COVID-19 (coronavirus) has affected the most foundational aspects of our society, including our education systems and nation’s economy. With millions of Americans unemployed and some industry sectors shuttered or undergoing rapid transformation, Black and Latinx workers, workers with a high school education or less and female workers have been disproportionately impacted. Now, more than ever, Career Technical Education (CTE) is vital to our nation’s learners, employers and America’s economic recovery.

While there is great uncertainty about the pandemic’s ongoing and long-term impact on our country, there is certainty that CTE is vital to recovery because of its proven track record. The postsecondary completion rate is nearly doubled for learners in CTE programs (56.8%) compared to all two-year institutions (29%). And 86% of adult CTE learners continue their education or are employed within six months of completing a program. Additionally, about a third of CTE learners are enrolled in programs in leading fields such as health care, information technology and Science, Technology, Engineering & Mathematics (STEM) – careers that are especially important during the coronavirus.

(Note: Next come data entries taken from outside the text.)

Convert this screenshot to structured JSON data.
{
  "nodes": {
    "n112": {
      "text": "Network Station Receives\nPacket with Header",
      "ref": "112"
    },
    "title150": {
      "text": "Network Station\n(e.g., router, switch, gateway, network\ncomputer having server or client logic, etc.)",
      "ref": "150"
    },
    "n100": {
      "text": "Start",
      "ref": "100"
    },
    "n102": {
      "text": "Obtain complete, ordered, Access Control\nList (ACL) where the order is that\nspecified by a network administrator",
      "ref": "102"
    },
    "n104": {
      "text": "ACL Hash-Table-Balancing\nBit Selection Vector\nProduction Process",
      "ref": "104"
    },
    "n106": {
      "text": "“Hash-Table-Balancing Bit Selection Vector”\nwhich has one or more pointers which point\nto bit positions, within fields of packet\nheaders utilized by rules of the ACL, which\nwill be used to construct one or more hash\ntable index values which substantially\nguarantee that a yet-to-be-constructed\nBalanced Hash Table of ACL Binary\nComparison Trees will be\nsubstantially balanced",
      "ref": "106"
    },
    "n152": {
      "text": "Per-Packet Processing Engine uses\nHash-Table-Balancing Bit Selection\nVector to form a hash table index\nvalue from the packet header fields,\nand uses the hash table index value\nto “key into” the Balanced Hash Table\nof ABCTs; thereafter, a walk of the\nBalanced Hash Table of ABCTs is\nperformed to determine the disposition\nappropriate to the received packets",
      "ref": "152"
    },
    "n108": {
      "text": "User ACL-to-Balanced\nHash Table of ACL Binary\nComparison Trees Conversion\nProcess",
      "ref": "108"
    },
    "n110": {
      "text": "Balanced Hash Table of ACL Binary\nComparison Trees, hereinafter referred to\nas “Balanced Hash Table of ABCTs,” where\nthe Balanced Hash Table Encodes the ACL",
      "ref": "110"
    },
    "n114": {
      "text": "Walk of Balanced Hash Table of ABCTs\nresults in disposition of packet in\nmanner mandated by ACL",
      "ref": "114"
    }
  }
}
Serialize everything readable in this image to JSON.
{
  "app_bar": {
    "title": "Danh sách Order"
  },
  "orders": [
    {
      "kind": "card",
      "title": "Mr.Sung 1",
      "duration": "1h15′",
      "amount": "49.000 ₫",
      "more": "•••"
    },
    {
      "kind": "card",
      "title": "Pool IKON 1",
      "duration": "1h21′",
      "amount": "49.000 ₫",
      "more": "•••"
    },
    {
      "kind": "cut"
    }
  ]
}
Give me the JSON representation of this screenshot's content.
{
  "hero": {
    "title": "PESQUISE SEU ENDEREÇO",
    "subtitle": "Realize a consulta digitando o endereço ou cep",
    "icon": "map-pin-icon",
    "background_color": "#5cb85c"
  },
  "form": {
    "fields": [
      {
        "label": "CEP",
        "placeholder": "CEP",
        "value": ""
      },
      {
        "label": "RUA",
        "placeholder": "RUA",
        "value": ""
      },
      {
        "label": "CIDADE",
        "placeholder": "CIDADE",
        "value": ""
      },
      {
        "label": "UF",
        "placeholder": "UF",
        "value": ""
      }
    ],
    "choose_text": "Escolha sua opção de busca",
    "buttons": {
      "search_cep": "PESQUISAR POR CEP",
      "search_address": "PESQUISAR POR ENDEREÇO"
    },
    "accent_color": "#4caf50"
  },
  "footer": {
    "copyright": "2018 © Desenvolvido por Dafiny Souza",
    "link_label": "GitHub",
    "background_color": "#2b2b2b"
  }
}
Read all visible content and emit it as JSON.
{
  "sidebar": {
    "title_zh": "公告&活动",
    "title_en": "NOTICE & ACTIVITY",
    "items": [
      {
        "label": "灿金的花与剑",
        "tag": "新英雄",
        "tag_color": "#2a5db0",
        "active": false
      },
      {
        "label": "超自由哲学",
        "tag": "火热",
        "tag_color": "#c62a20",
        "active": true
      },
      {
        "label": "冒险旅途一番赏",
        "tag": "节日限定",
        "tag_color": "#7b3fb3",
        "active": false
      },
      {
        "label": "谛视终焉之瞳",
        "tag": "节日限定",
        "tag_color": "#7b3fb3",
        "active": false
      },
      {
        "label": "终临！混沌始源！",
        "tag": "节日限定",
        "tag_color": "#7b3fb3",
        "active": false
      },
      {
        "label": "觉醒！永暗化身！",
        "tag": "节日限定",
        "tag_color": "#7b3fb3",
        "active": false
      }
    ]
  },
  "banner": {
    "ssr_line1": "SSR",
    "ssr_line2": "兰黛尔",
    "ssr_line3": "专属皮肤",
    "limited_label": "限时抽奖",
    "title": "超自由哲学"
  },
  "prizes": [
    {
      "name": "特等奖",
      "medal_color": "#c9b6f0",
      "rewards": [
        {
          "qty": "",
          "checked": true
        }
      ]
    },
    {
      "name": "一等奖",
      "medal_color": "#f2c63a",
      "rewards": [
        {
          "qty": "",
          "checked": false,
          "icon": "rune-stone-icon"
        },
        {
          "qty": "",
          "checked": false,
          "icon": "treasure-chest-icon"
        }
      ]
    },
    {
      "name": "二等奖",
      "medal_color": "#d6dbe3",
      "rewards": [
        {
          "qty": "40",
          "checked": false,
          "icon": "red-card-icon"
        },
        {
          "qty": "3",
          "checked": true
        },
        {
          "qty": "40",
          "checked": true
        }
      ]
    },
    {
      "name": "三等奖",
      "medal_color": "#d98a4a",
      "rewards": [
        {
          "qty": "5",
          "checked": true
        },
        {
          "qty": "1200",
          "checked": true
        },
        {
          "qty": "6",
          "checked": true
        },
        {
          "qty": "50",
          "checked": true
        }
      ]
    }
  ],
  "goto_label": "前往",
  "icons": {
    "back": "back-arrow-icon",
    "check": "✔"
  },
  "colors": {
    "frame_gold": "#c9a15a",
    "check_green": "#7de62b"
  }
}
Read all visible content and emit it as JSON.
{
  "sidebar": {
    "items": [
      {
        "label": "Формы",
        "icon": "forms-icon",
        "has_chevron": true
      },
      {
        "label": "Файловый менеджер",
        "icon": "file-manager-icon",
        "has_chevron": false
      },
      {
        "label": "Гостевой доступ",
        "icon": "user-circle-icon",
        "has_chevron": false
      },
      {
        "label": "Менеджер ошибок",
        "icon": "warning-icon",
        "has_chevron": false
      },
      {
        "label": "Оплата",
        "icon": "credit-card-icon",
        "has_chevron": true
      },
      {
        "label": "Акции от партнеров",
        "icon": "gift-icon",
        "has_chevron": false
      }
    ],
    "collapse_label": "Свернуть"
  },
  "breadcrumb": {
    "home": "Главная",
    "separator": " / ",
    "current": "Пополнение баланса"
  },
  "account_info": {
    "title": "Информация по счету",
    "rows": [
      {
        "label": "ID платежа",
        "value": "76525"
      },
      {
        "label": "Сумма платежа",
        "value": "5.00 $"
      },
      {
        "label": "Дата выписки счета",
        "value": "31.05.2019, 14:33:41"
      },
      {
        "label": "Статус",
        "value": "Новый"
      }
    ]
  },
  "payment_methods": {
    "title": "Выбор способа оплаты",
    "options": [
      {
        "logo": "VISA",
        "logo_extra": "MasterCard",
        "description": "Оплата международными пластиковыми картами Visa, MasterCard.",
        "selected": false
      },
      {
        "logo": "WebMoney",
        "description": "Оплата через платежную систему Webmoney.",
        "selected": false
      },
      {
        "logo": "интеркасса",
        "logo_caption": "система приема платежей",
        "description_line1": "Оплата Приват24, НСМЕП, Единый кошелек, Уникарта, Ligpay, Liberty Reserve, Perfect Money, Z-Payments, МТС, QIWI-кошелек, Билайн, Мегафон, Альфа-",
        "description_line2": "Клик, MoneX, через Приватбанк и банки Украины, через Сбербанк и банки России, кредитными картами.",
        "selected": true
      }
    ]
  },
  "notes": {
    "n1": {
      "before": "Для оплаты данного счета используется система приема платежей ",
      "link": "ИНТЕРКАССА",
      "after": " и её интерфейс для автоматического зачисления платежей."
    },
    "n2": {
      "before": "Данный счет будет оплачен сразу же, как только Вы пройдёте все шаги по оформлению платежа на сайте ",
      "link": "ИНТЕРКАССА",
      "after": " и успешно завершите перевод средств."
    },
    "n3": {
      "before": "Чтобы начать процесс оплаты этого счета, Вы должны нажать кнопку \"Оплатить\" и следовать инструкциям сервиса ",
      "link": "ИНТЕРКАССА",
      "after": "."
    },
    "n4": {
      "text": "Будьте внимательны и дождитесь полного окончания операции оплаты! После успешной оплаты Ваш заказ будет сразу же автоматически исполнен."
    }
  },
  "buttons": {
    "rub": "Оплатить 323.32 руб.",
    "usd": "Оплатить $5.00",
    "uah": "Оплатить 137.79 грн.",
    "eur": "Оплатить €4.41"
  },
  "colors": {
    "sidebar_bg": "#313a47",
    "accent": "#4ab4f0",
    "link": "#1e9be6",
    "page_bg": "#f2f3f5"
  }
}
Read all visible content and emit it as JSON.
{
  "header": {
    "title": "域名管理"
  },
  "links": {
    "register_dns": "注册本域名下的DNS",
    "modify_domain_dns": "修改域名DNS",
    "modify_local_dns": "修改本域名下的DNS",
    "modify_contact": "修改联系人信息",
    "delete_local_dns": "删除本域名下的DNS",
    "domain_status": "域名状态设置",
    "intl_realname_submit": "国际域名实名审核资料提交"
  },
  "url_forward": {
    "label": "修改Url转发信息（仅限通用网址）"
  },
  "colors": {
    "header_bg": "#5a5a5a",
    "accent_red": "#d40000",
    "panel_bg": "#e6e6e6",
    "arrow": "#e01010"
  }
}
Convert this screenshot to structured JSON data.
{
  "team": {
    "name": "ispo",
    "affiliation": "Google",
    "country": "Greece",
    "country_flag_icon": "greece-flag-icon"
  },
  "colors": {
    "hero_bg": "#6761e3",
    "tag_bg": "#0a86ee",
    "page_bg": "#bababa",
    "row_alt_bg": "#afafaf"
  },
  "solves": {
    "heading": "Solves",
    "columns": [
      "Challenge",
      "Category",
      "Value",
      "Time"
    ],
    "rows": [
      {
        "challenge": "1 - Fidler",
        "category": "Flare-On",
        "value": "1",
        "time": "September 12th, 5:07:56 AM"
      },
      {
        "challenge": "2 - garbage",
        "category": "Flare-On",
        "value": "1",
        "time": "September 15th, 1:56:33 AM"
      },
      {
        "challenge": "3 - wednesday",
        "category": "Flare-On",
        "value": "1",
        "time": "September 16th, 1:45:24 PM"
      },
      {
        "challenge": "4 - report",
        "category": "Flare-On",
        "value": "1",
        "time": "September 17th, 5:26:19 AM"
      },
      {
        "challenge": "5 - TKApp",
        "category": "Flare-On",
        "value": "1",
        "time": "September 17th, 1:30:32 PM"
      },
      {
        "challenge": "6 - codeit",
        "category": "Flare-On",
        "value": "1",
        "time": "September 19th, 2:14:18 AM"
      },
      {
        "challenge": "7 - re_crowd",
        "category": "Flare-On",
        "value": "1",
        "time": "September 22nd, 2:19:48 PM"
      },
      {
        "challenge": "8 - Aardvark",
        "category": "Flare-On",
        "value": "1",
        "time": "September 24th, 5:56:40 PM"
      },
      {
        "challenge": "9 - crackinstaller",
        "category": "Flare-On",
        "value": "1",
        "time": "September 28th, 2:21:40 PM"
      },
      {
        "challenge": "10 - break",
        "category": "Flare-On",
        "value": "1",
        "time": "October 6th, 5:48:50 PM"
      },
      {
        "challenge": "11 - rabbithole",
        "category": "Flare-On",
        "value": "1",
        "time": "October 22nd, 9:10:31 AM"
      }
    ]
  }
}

Through CTE, displaced workers can upskill and reskill and prepare for reentry into the workforce and employers can find a pipeline of well-qualified talent who can adapt to and thrive in the ever-changing world of work. This is especially important given that after the last recession, the majority of new or replacement jobs went to employees with more than a high school diploma, including 3.1 million jobs that went to those with an associate’s degree or postsecondary certificates.

As our nation simultaneously continues to fight the pandemic and also begins to respond to the economic downturn that has harmed so many businesses and families, ensuring that equitable access to CTE is part of the solution is a message every policymaker needs to hear. To that end, today, Advance CTE released new tools including a short video to help state CTE leaders make the case for CTE to policymakers and other key stakeholders.

Source: Advance CTE